Well, nobody's town calls their mass transit by this name (darn!), but the inventor of the cable car first called his invention an endless wire ropeway!
When people say, “Necessity is the mother of invention,” they mean that people see a need and create a new device to meet that need. And when Andrew Smith Hallide saw a horrible accident on the hills of San Francisco—a horse working with a team of horses to pull a streetcar lost its footing on the steep roadway, and fell, resulting in its own death and the death of several other horses!—Hallide knew there had to be another way to take people from here to there over those steep hills! A way that didn't endanger horses.
And his idea involved a sort of rope made of wire.
That's what the cable in a cable car is, after all. Ropes are made by many, many fibers twisted or braided together to make a strong cord, and cables are very similar except, instead of fibers twisted/braided together, cables are made up of twisted/braided metal wires.
So I love the name “endless wire ropeway”—although I have to admit that a 5-syllable name isn't as handy as a shorter name.
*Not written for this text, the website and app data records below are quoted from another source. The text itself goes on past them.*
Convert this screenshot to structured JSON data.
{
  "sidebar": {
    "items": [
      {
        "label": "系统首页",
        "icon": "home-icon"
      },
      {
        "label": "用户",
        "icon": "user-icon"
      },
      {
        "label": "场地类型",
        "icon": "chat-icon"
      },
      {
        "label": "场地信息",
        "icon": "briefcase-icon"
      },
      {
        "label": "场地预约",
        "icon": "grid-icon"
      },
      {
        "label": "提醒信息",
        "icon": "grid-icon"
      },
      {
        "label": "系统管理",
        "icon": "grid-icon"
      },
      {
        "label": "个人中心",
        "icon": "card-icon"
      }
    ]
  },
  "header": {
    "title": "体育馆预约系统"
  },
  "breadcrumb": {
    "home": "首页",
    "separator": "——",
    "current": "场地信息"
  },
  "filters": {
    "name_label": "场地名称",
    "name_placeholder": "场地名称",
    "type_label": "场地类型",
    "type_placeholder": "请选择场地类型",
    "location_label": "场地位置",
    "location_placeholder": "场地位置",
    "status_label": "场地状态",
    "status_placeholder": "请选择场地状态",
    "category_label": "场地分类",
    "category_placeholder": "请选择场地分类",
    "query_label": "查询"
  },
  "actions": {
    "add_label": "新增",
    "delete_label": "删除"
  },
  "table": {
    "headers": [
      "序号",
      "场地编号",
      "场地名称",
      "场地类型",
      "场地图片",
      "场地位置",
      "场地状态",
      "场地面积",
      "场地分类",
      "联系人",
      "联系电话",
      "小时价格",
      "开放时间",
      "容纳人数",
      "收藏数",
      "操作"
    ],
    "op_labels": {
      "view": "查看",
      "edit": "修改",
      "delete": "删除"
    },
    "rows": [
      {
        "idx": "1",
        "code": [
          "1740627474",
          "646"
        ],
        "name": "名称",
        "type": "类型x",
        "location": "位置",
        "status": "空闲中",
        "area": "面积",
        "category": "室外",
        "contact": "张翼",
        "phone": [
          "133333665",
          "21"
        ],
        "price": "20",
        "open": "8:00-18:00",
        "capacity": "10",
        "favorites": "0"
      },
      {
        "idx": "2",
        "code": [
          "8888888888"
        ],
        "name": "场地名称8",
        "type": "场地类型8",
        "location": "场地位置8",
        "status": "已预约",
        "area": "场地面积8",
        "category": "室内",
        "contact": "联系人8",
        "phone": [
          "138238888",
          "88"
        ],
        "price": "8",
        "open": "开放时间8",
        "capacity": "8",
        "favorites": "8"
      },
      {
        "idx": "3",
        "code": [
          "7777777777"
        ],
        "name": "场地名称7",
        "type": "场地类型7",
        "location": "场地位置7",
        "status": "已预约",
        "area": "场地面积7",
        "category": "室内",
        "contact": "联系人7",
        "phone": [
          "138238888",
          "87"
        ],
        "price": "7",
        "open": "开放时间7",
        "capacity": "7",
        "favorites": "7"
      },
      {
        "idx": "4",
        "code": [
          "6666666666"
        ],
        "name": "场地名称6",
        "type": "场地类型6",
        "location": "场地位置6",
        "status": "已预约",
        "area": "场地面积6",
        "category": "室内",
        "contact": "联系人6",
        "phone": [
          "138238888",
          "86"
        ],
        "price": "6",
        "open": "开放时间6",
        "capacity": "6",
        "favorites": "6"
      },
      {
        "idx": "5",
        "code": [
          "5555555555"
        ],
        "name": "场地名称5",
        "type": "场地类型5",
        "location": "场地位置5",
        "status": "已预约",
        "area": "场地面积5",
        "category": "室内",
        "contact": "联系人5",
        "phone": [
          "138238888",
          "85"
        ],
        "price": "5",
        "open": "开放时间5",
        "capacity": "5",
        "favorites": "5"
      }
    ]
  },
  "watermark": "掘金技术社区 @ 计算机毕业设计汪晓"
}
If you're wondering why today, of all days, is Cable Car Day, this marks the anniversary of Hallide's first cable car railway patent, in 1871. That's 142 years of clang-clang-clang history!
Take a virtual ride on a cable car here.
Also on this date: